Nothing but the text of the listing, repeated exactly, belongs in the answer; leave the images out.
== RECORDS SUPPLIED ==
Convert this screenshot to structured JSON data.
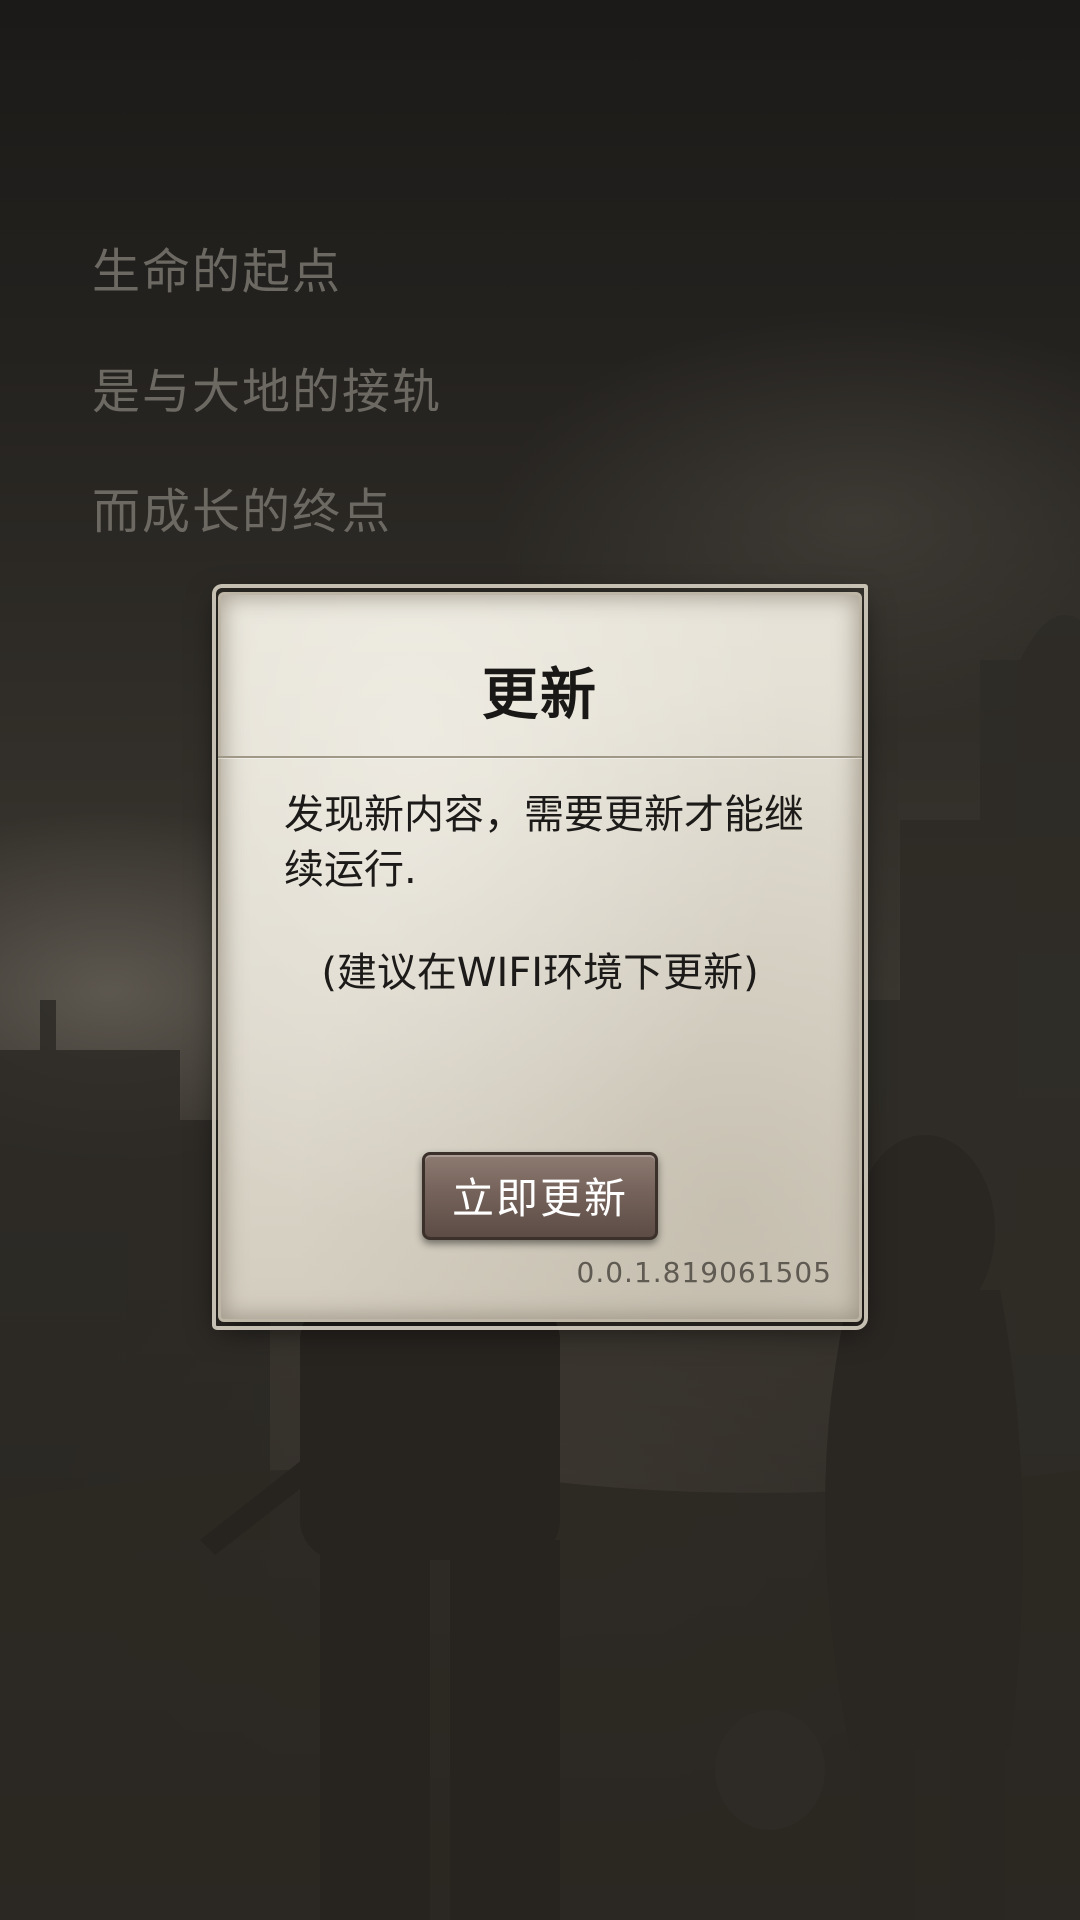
{
  "intro": {
    "line1": "生命的起点",
    "line2": "是与大地的接轨",
    "line3": "而成长的终点"
  },
  "dialog": {
    "title": "更新",
    "message": "发现新内容，需要更新才能继续运行.",
    "hint": "(建议在WIFI环境下更新)",
    "button_label": "立即更新",
    "version": "0.0.1.819061505"
  },
  "colors": {
    "intro_text": "#6c6963",
    "parchment": "#e2ddd1",
    "button": "#75635b"
  }
}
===
**ANSWER**
Convert this screenshot to structured JSON data.
{
  "intro": {
    "line1": "生命的起点",
    "line2": "是与大地的接轨",
    "line3": "而成长的终点"
  },
  "dialog": {
    "title": "更新",
    "message": "发现新内容，需要更新才能继续运行.",
    "hint": "(建议在WIFI环境下更新)",
    "button_label": "立即更新",
    "version": "0.0.1.819061505"
  },
  "colors": {
    "intro_text": "#6c6963",
    "parchment": "#e2ddd1",
    "button": "#75635b"
  }
}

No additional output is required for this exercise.